RECORDS FOR THE EXERCISE section start

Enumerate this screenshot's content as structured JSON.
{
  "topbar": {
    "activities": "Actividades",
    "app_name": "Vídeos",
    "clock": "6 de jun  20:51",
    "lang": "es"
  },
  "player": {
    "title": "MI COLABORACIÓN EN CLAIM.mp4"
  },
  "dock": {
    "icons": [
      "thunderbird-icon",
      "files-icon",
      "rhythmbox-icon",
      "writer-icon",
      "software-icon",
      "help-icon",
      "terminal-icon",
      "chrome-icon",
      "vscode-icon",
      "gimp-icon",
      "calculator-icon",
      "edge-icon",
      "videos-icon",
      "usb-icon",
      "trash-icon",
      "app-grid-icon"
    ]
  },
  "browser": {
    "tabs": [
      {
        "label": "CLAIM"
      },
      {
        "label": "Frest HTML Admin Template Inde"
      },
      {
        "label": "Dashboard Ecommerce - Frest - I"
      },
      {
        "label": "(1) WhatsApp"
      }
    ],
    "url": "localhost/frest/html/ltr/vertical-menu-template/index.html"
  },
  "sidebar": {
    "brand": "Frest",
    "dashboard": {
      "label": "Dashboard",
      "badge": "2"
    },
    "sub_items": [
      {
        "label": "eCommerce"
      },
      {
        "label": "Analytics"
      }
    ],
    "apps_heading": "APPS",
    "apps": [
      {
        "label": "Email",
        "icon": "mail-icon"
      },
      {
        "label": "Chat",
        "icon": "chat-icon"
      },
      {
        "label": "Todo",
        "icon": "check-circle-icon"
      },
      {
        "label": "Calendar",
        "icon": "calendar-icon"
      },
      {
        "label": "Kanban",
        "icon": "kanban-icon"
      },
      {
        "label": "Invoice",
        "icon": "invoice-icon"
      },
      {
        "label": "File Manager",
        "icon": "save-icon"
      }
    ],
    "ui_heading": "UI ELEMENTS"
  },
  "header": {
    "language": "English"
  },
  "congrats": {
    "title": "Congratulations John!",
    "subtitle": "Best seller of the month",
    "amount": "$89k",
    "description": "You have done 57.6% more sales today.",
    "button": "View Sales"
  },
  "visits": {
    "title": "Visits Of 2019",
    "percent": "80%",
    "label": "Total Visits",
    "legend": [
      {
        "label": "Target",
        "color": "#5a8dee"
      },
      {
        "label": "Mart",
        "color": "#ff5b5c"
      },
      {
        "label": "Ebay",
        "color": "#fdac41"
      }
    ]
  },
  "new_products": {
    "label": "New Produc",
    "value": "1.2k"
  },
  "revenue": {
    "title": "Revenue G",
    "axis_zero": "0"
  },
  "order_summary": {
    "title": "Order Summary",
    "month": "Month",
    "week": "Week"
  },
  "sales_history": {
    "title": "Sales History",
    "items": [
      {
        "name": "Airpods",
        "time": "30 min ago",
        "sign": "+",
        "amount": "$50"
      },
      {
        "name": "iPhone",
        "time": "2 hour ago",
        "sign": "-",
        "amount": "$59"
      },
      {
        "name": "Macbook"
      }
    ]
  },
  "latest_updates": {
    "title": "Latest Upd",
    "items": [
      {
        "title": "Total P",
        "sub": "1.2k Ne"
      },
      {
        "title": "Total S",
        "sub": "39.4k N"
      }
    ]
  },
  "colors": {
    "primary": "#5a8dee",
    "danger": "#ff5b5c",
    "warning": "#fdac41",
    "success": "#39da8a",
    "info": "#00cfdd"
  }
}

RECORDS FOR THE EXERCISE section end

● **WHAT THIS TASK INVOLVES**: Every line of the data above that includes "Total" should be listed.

● **SOLUTION**:
    "label": "Total Visits",
        "title": "Total P",
        "title": "Total S",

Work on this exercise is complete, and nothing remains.